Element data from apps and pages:
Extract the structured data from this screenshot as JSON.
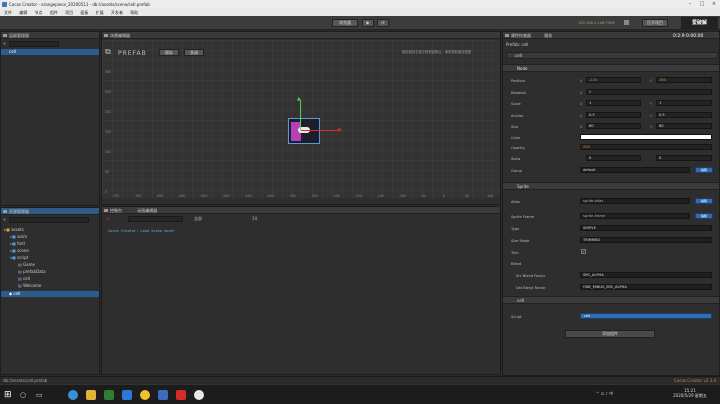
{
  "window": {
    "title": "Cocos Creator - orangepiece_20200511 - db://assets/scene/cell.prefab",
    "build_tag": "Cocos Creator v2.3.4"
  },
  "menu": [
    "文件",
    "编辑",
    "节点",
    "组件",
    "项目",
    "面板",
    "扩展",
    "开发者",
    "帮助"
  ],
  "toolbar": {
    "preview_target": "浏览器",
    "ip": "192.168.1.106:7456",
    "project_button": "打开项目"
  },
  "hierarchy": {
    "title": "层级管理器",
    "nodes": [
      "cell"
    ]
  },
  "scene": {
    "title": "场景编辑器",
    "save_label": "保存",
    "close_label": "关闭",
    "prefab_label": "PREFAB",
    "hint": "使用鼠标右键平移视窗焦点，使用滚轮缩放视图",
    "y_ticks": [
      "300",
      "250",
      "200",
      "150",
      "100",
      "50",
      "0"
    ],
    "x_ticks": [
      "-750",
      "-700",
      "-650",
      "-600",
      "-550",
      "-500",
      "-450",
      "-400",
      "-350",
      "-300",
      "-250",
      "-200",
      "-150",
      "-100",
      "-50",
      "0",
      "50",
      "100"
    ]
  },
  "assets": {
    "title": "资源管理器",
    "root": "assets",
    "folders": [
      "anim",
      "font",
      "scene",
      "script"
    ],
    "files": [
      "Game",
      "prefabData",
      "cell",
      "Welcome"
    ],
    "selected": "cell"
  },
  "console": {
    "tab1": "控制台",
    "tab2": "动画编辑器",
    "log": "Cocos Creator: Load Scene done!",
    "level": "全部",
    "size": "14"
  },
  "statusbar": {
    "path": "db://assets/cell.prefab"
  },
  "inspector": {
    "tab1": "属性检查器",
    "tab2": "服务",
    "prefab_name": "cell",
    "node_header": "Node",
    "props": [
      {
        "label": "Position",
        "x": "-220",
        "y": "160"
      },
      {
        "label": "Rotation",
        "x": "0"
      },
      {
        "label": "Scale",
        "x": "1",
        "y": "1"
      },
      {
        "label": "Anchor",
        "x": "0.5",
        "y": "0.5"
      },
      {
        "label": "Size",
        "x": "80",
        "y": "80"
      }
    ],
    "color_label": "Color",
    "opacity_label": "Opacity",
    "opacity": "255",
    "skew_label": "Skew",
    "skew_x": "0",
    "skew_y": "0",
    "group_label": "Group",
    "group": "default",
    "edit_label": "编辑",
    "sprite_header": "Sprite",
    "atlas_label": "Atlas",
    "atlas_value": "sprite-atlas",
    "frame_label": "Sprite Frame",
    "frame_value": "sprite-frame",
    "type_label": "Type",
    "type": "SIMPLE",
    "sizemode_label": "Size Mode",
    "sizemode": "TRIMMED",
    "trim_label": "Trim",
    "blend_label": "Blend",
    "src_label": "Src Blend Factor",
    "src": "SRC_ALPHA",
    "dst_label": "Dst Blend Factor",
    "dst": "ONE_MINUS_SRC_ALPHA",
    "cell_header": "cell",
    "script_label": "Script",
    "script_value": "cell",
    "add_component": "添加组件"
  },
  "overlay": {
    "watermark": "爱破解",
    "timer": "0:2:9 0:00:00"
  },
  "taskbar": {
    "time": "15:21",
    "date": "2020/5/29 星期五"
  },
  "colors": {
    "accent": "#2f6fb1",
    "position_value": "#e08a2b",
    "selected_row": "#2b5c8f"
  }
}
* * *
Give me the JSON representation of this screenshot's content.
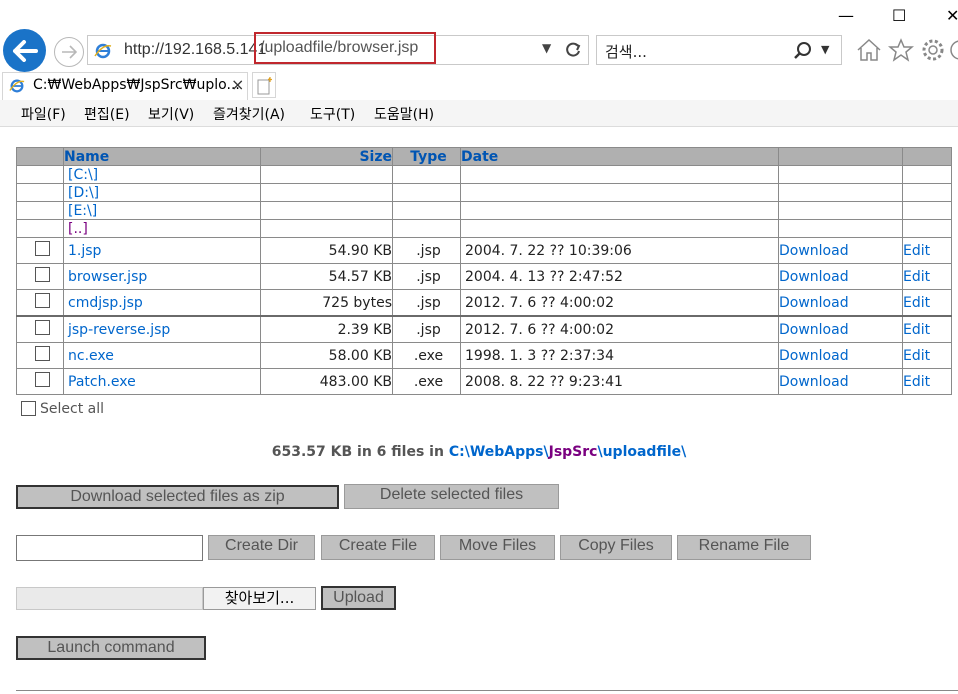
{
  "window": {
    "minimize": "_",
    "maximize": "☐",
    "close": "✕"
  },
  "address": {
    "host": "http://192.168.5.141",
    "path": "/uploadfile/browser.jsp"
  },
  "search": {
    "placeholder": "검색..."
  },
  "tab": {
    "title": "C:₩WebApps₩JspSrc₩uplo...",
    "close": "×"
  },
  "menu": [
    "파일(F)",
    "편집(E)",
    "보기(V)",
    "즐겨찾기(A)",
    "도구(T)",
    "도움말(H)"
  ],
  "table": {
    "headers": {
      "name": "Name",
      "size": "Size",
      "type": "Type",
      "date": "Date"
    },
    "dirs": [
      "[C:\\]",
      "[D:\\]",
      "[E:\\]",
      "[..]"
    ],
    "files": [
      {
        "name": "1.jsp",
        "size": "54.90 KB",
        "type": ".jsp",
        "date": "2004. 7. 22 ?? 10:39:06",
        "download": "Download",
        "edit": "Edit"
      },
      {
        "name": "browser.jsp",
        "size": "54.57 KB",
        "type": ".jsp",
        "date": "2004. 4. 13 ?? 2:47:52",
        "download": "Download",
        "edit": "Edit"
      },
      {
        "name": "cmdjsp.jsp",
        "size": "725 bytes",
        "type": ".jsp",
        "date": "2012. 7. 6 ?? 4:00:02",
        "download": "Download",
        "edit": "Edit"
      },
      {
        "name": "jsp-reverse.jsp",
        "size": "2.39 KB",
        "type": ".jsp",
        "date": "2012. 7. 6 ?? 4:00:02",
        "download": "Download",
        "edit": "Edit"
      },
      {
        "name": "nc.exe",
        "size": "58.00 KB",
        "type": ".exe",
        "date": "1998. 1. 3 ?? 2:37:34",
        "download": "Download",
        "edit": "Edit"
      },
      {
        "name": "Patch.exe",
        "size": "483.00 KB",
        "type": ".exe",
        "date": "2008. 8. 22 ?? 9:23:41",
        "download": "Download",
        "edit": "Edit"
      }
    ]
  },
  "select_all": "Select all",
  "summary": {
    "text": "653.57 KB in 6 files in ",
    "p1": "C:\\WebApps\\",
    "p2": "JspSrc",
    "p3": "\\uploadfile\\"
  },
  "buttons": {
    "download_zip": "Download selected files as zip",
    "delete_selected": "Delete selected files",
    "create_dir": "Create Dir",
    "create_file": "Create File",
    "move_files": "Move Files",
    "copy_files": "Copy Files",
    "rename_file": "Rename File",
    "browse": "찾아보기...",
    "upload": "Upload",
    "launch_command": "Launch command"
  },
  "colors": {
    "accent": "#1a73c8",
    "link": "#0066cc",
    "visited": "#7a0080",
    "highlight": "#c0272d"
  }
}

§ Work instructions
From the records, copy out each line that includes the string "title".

§ Exercise answer
    "title": "Cocos Creator - orangepiece_20200511 - db://assets/scene/cell.prefab",
    "title": "层级管理器",
    "title": "场景编辑器",
    "title": "资源管理器",
    "title": "C:₩WebApps₩JspSrc₩uplo...",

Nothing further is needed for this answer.